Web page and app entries
--------------------------------

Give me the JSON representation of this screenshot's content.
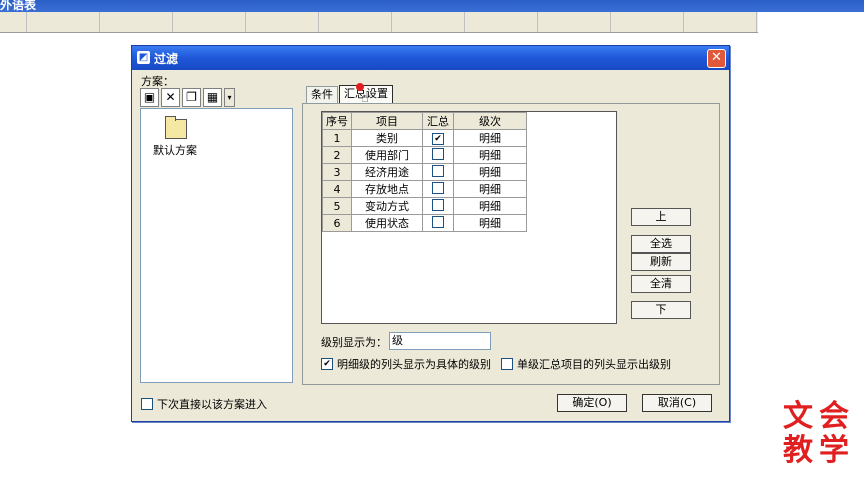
{
  "app": {
    "title": "外语表"
  },
  "dialog": {
    "title": "过滤",
    "close_icon": "close-icon",
    "scheme_label": "方案：",
    "toolbar_icons": [
      "save-icon",
      "delete-icon",
      "copy-icon",
      "grid-icon"
    ],
    "scheme_items": [
      {
        "label": "默认方案"
      }
    ],
    "direct_enter_label": "下次直接以该方案进入",
    "tabs": [
      {
        "label": "条件"
      },
      {
        "label": "汇总设置"
      }
    ],
    "table": {
      "headers": [
        "序号",
        "项目",
        "汇总",
        "级次"
      ],
      "rows": [
        {
          "seq": "1",
          "item": "类别",
          "checked": true,
          "level": "明细"
        },
        {
          "seq": "2",
          "item": "使用部门",
          "checked": false,
          "level": "明细"
        },
        {
          "seq": "3",
          "item": "经济用途",
          "checked": false,
          "level": "明细"
        },
        {
          "seq": "4",
          "item": "存放地点",
          "checked": false,
          "level": "明细"
        },
        {
          "seq": "5",
          "item": "变动方式",
          "checked": false,
          "level": "明细"
        },
        {
          "seq": "6",
          "item": "使用状态",
          "checked": false,
          "level": "明细"
        }
      ]
    },
    "buttons": {
      "up": "上",
      "select_all": "全选",
      "refresh": "刷新",
      "clear_all": "全清",
      "down": "下"
    },
    "level_display_label": "级别显示为：",
    "level_display_value": "级",
    "option_detail_label": "明细级的列头显示为具体的级别",
    "option_detail_checked": true,
    "option_single_label": "单级汇总项目的列头显示出级别",
    "option_single_checked": false,
    "ok_label": "确定(O)",
    "cancel_label": "取消(C)"
  },
  "watermark": [
    "文",
    "会",
    "教",
    "学"
  ],
  "colors": {
    "titlebar": "#1e57d8",
    "dialog_bg": "#ece9d8",
    "watermark": "#e02020"
  }
}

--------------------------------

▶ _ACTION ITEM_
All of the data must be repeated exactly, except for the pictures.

▶ _ANSWER FOR THE TASK_
Give me the JSON representation of this screenshot's content.
{
  "app": {
    "title": "外语表"
  },
  "dialog": {
    "title": "过滤",
    "close_icon": "close-icon",
    "scheme_label": "方案：",
    "toolbar_icons": [
      "save-icon",
      "delete-icon",
      "copy-icon",
      "grid-icon"
    ],
    "scheme_items": [
      {
        "label": "默认方案"
      }
    ],
    "direct_enter_label": "下次直接以该方案进入",
    "tabs": [
      {
        "label": "条件"
      },
      {
        "label": "汇总设置"
      }
    ],
    "table": {
      "headers": [
        "序号",
        "项目",
        "汇总",
        "级次"
      ],
      "rows": [
        {
          "seq": "1",
          "item": "类别",
          "checked": true,
          "level": "明细"
        },
        {
          "seq": "2",
          "item": "使用部门",
          "checked": false,
          "level": "明细"
        },
        {
          "seq": "3",
          "item": "经济用途",
          "checked": false,
          "level": "明细"
        },
        {
          "seq": "4",
          "item": "存放地点",
          "checked": false,
          "level": "明细"
        },
        {
          "seq": "5",
          "item": "变动方式",
          "checked": false,
          "level": "明细"
        },
        {
          "seq": "6",
          "item": "使用状态",
          "checked": false,
          "level": "明细"
        }
      ]
    },
    "buttons": {
      "up": "上",
      "select_all": "全选",
      "refresh": "刷新",
      "clear_all": "全清",
      "down": "下"
    },
    "level_display_label": "级别显示为：",
    "level_display_value": "级",
    "option_detail_label": "明细级的列头显示为具体的级别",
    "option_detail_checked": true,
    "option_single_label": "单级汇总项目的列头显示出级别",
    "option_single_checked": false,
    "ok_label": "确定(O)",
    "cancel_label": "取消(C)"
  },
  "watermark": [
    "文",
    "会",
    "教",
    "学"
  ],
  "colors": {
    "titlebar": "#1e57d8",
    "dialog_bg": "#ece9d8",
    "watermark": "#e02020"
  }
}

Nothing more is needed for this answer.